MONDAY, NOVEMBER 20, 2017
Back to the Post's first report: We're glad to see that Leigh Corfman went on the Today show this morning to describe her alleged encounters with Roy Moore in 1979, when she was 14.
Corfman seemed extremely sensible and sane. As a general matter, it's much better to be able to see a person who is making a claim against somebody else, although a person's demeanor isn't an infallible guide to the truth.
We're glad that Corfman did this. That said, let's ponder an important question: how quickly should someone be believed if she makes an accusation?

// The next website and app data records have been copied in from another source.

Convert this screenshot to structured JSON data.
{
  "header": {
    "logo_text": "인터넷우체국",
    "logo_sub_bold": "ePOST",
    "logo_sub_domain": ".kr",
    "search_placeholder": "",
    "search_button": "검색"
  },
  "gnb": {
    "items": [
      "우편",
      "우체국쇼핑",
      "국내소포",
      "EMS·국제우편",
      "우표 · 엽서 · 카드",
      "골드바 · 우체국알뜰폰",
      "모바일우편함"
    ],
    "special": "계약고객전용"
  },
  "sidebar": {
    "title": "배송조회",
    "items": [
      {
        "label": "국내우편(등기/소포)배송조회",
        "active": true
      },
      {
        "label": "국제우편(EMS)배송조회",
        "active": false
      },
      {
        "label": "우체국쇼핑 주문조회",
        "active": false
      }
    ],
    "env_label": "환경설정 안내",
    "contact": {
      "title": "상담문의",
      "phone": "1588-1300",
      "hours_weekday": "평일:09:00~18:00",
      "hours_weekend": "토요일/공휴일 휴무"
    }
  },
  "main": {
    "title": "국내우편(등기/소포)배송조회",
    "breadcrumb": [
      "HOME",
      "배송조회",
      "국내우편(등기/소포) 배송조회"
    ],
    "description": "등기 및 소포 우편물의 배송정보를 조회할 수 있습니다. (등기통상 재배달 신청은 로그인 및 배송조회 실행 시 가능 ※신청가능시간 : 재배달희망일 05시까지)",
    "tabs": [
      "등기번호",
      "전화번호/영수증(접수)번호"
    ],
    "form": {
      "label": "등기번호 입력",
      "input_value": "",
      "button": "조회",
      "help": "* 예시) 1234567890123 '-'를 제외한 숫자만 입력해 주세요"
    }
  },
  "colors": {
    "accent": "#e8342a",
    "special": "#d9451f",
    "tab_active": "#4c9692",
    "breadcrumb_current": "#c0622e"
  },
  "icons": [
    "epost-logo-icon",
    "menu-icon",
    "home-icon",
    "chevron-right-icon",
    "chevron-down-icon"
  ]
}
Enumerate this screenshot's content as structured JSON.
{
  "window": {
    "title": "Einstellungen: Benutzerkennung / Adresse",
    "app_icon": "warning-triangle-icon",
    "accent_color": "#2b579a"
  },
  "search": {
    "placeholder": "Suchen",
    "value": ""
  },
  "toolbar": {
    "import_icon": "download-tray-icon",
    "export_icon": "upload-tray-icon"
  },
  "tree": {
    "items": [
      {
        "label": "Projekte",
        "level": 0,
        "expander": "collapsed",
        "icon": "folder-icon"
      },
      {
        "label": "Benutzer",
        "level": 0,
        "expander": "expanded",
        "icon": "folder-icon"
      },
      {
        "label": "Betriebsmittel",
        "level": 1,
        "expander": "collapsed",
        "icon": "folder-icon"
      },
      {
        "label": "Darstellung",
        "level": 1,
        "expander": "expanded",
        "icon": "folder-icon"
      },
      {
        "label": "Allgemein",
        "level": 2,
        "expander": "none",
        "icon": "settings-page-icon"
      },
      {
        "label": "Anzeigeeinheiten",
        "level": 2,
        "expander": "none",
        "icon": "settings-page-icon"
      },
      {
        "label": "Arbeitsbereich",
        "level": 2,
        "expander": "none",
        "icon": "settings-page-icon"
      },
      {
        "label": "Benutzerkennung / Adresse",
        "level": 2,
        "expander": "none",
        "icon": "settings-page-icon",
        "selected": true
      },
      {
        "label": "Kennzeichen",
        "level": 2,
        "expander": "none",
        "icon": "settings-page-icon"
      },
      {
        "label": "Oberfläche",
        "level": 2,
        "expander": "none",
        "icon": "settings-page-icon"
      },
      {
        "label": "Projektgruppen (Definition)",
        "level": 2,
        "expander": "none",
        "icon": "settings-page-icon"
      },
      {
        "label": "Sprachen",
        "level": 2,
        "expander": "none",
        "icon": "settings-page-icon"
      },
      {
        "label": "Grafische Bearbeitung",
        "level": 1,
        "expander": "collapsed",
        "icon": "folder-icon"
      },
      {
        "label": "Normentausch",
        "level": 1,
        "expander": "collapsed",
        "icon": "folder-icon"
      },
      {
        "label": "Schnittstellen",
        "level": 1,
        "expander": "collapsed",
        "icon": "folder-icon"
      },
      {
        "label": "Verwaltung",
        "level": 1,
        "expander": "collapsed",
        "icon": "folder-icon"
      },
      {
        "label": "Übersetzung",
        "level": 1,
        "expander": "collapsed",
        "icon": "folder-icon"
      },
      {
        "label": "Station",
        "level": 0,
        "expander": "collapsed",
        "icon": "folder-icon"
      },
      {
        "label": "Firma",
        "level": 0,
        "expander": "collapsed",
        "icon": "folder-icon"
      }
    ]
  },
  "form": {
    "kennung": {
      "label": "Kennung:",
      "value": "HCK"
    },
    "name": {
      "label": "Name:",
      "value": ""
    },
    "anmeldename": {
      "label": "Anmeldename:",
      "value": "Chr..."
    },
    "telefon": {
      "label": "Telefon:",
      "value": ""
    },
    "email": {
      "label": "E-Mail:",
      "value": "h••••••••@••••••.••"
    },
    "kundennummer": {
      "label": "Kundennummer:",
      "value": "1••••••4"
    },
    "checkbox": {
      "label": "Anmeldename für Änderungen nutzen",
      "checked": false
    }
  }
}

In the past few years, the gods have sent dramatic examples of a basic fact—sometimes, people make highly dramatic accusations which are flatly false.
No matter how many times this happens, many people seem inclined to believe the next accuser, and to do so instantly, full freaking stop. This phenomenon played out two Fridays ago, when the Washington Post published its initial report about Corfman's accusation.
Should Corfman's report have been believed with no further questions asked? Should other people have been assailed, that very day, for withholding instant belief?
Corfman seemed very sane today. That said, some accusers aren't. First at Duke, than at UVa, we've had dramatic examples of this basic fact. With apologies, how could anyone know, on that first day, that Corfman might not turn out to be the next such accuser?
We're inclined to think that Corfman isn't the next such accuser. But how was someone supposed to know that on the very first day, especially when she hadn't told her story in a forum where other people could evaluate her demeanor?
We can imagine two possible answers. We'll look at them tomorrow.